Fired With Liquor.

It was Sunday afternoon that the youth’s mother relented, and turned a portion of the liquor to her son, that night Willie Boy became fired with liquor. He slipped off his shoes, and stealthily creeping upon the sleeping family of Mike Boniface, approaching within three feet, and firing into the old Indian’s eye. The latter’s wife grappled with the assailant, but he broke her grip on the rifle, and throwing the girl, Isoleta, a gaudy silk handkerchief and a pair of brilliant garters, which he had bought for her at a Banning store the day before he ordered her to follow him. Thus commenced the career of crime which has shocked the entire country.

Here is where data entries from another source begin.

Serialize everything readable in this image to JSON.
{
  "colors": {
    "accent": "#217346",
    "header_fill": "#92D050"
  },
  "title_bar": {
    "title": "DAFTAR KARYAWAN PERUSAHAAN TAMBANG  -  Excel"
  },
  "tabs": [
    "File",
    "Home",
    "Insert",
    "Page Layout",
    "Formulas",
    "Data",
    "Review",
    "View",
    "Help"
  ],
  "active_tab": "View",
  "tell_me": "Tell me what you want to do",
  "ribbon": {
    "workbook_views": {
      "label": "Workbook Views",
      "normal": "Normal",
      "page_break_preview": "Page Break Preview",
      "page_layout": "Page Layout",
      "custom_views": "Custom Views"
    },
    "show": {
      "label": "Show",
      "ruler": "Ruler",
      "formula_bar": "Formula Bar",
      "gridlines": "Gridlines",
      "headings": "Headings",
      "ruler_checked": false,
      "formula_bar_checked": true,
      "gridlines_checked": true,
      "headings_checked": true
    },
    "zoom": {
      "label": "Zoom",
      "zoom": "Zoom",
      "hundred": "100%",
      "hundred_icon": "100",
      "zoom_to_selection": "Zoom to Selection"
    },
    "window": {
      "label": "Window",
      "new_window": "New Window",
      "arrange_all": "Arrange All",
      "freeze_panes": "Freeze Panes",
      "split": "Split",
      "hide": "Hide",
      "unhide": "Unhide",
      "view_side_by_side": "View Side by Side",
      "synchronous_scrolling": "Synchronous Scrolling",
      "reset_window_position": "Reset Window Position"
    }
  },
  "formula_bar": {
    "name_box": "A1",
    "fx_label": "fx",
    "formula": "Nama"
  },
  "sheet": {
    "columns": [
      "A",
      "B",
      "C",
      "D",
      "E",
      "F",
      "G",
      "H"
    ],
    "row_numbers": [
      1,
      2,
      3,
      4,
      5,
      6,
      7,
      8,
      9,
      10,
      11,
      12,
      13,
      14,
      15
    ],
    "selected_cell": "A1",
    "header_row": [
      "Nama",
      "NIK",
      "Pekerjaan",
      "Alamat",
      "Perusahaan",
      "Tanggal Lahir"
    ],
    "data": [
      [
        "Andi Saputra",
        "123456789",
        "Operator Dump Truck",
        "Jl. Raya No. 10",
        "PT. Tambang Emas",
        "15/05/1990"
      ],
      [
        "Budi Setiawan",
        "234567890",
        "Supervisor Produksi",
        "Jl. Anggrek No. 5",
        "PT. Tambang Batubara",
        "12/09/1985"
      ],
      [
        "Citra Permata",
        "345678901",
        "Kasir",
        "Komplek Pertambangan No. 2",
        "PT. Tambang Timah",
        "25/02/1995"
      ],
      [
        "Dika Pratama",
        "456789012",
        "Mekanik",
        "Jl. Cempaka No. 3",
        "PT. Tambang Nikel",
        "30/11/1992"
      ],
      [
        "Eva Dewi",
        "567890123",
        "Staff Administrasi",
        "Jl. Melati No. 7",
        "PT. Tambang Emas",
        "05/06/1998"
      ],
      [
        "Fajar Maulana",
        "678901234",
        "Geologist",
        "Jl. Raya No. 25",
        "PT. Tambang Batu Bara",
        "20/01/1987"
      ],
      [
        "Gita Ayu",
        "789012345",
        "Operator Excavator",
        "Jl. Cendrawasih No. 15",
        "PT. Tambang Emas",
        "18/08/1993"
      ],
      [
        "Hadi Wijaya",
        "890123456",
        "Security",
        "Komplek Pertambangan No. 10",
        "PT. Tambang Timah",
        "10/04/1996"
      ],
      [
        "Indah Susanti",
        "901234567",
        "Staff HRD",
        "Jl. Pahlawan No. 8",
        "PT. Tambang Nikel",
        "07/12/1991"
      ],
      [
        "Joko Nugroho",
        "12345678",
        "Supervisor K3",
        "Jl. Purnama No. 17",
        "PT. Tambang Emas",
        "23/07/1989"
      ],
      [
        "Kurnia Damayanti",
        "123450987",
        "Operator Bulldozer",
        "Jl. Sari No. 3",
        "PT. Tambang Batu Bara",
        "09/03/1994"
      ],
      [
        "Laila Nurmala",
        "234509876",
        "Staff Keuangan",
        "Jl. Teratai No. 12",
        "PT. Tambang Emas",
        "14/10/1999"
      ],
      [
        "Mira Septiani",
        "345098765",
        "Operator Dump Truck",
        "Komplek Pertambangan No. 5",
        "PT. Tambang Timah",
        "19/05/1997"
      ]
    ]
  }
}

Planned Kidnapping. It is known that for many weeks Willie Boy had planned to kidnap the young squaw, and had been working steadily and saving his money for this purpose, but the officers at Banning do not believe that he plotted the murder of her father, this tragedy having been the result of a brain unhinged by liquor.

Oct. 12, 1909 - The San Bernardino County Sun article clipping